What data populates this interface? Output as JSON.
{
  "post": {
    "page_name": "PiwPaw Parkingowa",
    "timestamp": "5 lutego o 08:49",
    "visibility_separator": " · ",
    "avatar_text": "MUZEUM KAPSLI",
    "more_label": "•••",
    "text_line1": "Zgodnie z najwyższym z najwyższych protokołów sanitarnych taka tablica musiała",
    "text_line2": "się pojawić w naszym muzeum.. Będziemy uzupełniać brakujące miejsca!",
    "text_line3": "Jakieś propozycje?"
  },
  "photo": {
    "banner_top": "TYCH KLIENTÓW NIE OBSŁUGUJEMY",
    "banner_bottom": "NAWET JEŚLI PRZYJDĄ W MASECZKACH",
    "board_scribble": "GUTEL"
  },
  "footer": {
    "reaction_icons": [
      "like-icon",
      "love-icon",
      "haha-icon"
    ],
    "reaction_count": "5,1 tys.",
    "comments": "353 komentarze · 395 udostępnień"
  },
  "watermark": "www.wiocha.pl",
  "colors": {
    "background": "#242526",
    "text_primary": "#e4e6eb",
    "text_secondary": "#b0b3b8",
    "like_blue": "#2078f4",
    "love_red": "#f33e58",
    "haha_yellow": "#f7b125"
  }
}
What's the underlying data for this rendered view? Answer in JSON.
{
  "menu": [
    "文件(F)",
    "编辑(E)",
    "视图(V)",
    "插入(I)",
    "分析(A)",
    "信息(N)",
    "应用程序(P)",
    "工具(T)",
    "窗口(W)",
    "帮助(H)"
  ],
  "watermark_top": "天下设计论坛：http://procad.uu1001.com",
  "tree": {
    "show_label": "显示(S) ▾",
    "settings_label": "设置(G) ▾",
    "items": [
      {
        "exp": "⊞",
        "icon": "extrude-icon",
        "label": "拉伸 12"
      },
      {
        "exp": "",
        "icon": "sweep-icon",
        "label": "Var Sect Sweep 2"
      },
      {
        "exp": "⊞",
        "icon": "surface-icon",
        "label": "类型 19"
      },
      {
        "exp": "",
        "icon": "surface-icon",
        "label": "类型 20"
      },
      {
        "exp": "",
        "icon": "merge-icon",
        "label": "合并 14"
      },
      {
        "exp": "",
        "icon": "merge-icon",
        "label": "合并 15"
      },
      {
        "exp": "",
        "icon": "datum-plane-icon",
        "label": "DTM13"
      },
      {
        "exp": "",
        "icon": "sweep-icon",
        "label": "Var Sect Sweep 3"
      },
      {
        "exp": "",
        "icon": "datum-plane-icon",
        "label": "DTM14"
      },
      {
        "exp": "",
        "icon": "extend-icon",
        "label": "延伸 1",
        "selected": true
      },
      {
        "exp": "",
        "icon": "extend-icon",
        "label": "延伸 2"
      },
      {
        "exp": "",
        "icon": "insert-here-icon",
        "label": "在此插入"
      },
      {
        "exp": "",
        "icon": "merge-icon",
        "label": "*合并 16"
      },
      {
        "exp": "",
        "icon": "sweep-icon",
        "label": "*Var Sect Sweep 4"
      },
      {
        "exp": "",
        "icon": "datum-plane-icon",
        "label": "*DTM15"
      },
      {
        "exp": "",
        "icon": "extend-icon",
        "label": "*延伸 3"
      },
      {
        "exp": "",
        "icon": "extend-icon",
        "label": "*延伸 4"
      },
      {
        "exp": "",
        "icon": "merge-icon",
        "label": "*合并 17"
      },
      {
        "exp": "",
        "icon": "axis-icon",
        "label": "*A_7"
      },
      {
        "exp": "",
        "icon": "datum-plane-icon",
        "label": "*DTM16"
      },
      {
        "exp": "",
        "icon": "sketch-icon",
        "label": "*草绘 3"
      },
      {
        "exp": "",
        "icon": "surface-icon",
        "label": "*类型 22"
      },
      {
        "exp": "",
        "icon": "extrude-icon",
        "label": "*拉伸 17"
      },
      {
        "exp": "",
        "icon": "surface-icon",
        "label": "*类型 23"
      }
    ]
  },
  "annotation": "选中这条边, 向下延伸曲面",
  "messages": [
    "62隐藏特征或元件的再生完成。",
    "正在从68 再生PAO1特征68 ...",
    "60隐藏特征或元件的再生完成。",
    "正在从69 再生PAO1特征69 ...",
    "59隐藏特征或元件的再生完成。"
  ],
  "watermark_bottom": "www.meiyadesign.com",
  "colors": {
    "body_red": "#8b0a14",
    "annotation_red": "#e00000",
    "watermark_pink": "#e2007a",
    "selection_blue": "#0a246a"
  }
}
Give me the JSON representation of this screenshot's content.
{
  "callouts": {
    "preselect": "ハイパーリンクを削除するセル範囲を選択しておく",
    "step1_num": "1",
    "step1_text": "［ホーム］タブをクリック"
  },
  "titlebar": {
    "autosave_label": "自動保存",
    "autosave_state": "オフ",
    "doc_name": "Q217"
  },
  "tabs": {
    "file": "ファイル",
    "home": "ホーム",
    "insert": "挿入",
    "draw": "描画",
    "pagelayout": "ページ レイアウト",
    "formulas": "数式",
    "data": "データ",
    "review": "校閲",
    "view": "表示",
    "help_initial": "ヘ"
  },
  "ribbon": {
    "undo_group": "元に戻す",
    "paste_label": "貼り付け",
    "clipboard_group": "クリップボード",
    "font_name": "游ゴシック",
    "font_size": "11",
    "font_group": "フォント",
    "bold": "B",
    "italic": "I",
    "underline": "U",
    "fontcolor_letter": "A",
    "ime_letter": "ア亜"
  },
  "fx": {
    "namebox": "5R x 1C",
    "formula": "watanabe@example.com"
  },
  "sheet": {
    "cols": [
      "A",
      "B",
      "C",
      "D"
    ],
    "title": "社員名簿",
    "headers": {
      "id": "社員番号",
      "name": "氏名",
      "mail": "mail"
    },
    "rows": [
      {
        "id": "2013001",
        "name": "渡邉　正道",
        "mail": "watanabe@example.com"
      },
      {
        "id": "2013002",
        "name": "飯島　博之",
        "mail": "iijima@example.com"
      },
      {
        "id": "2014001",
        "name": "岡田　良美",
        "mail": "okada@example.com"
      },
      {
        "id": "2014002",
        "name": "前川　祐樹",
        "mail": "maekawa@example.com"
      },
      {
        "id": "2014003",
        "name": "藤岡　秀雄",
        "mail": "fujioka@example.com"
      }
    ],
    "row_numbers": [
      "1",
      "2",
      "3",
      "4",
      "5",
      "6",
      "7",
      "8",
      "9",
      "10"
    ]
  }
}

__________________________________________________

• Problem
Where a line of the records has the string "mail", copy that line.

• Answer space
      "mail": "mail"
        "mail": "watanabe@example.com"
        "mail": "iijima@example.com"
        "mail": "okada@example.com"
        "mail": "maekawa@example.com"
        "mail": "fujioka@example.com"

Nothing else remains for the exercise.